FIPLAB in 2017: Our new strategy & focus
A Brief History####
FIPLAB began as an iPhone game development studio back in March 2009. Making games was fun, but the hit-based short term nature of the gaming business made us look towards utility and productivity apps (which tend to have a constant level of demand) as a more reliable way to build a sustainable software business.
In 2011, we decided to direct our efforts to the newly launched Mac App Store (MAS) and we've mostly had a good experience selling exclusively through this platform; over 26 million downloads and several hundred thousand daily active users.
However, slowly the MAS has become increasingly neglected by Apple, who, perhaps understandably, have chosen to focus on the bigger and more profitable iOS App Store.
The Mac App Store Situation####
Many of the App Store improvements announced by Apple have never made it to the MAS and Mac developers have become very frustrated at what was once an exciting new place to sell software. This neglect, coupled with inconsistent review guidelines and sandbox restrictions has meant that many of our peers completely left the MAS a few years ago.
Today, the MAS is full of scam/spam apps (e.g. fake MS Office apps and Antivirus/Adware apps that have 100's of fake reviews) and very low quality apps, which are somehow manipulated to rank high on the top charts.
Ultimately, these issues have led the MAS to become a terrible place to easily discover good quality apps.
The Future for FIPLAB####
Before I go any further, let me make clear that this isn't a post to announce we are moving away from the MAS (it's still a viable platform to sell software), but going forward, we will be focusing on selling our apps directly through our partnership with Paddle - a platform that has sprung up to capitalize on Apple's neglect of the MAS. It makes the whole app licensing and payment process very straight forward for developers.

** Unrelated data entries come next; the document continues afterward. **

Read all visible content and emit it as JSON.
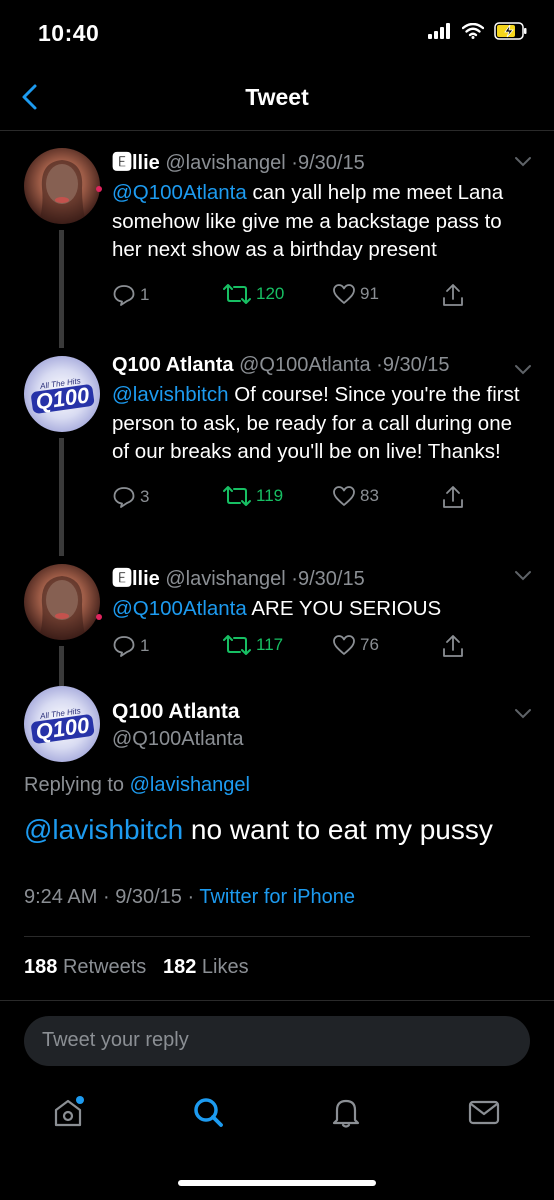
{
  "status": {
    "time": "10:40"
  },
  "nav": {
    "title": "Tweet"
  },
  "thread": [
    {
      "name": "🅴llie",
      "handle": "@lavishangel",
      "date": "9/30/15",
      "mention": "@Q100Atlanta",
      "text": " can yall help me meet Lana somehow like give me a backstage pass to her next show as a birthday present",
      "replies": "1",
      "retweets": "120",
      "likes": "91"
    },
    {
      "name": "Q100 Atlanta",
      "handle": "@Q100Atlanta",
      "date": "9/30/15",
      "mention": "@lavishbitch",
      "text": " Of course! Since you're the first person to ask, be ready for a call during one of our breaks and you'll be on live! Thanks!",
      "replies": "3",
      "retweets": "119",
      "likes": "83"
    },
    {
      "name": "🅴llie",
      "handle": "@lavishangel",
      "date": "9/30/15",
      "mention": "@Q100Atlanta",
      "text": " ARE YOU SERIOUS",
      "replies": "1",
      "retweets": "117",
      "likes": "76"
    }
  ],
  "main": {
    "name": "Q100 Atlanta",
    "handle": "@Q100Atlanta",
    "replying_prefix": "Replying to ",
    "replying_to": "@lavishangel",
    "mention": "@lavishbitch",
    "text": " no want to eat my pussy",
    "time": "9:24 AM",
    "date": "9/30/15",
    "source": "Twitter for iPhone",
    "retweets_count": "188",
    "retweets_label": "Retweets",
    "likes_count": "182",
    "likes_label": "Likes"
  },
  "avatar_logo": {
    "top": "All The Hits",
    "name": "Q100"
  },
  "reply": {
    "placeholder": "Tweet your reply"
  },
  "tabs": [
    "home-icon",
    "search-icon",
    "notifications-icon",
    "messages-icon"
  ],
  "colors": {
    "accent": "#1d9bf0",
    "retweet": "#17bf63",
    "background": "#000000",
    "muted": "#8b8f94"
  }
}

Purchasing apps directly from our website is completely safe and secure. It also has several benefits:
We get to keep a bigger share of our revenue. Apple charges a 30% fee for every app sold on the MAS. This is a huge fee for merely processing payments and providing a download of our apps. If we sell and distribute directly, we can get the same service (in fact, a lot better) for a fee of around 10%. So straight off the bat, that is a 20% saving.
Furthermore, when we sit down and actually look at the facts, the MAS doesn't actually provide developers with a great deal of exposure to potential customers. Developers already have to spend time, money and effort on marketing, just to direct a potential customer to the MAS. We don't even get analytics on the traffic being received by our MAS app (unlike on iOS) and Apple chooses to keep all the customer data to themselves. Therefore, it makes sense to direct our marketing efforts towards building a loyal customer base that is happy to support us by purchasing high quality apps directly from our website. By doing so, we can actually know who our customers are and where best to direct our marketing efforts.
For customers, buying directly means you benefit from more timely app updates (no need to wait for Apple to approve them) and most likely get a version of our app that is not crippled by sandbox restrictions, which prevent powerful features from making it into the Mac App Store.
Finally, purchasing directly means that you can take advantage of occasional discount coupons, upgrade pricing and app bundles, along with free trials to evaluate apps before purchasing.
All the above things have been repeatedly requested by Mac developers, but Apple has failed to take action.
In line with our new strategy to prioritize direct selling, I have also redefined our company's focus and throughout our team there is now the highest emphasis placed on ensuring our customers are genuinely pleased with our apps. Whilst nearly all of our apps have a 5/5 average rating on the MAS, I know we can still do better.
Over the next few months, we will be launching a range of brand new apps and reinventing some of our existing apps with the highest level of care and attention to detail to ensure that we have a diverse portfolio of Mac apps which are undisputedly the best of their kind. We will not rest until we achieve this goal.
Update: The first of these new apps are now released: Window Manager for Mac and Handy Note for Mac.
I believe that FIPLAB's customer orientated approach will build trust, respect and loyalty. This in turn will encourage our customers to help grow our business through personal recommendations. This is the only way to build an indie software business that will stand the test of time.
When you buy an app made by FIPLAB, you can be confident that you will receive a high quality product that will be improved upon for many years to come.
The FIPLAB team and I would like to offer our heartfelt thanks to the millions of Mac users that have purchased our apps through the Mac App Store and we hope that you will continue to support us through purchasing apps directly from our website in the future.
For example, app video previews, app bundles and app page analytics. ↩︎
More details here: https://9to5mac.com/2015/12/01/sketch-leaves-mac-app-store/ ↩︎
Apps sold the the MAS are not allowed to use the full range of Mac OS features and APIs. ↩︎
Examples include fan speed controls for MacBooks, utilities to show the health of your iPhone/iPad batteries, and advance window management tools that require accessibility APIs that are no longer permitted on the Mac App Store. ↩︎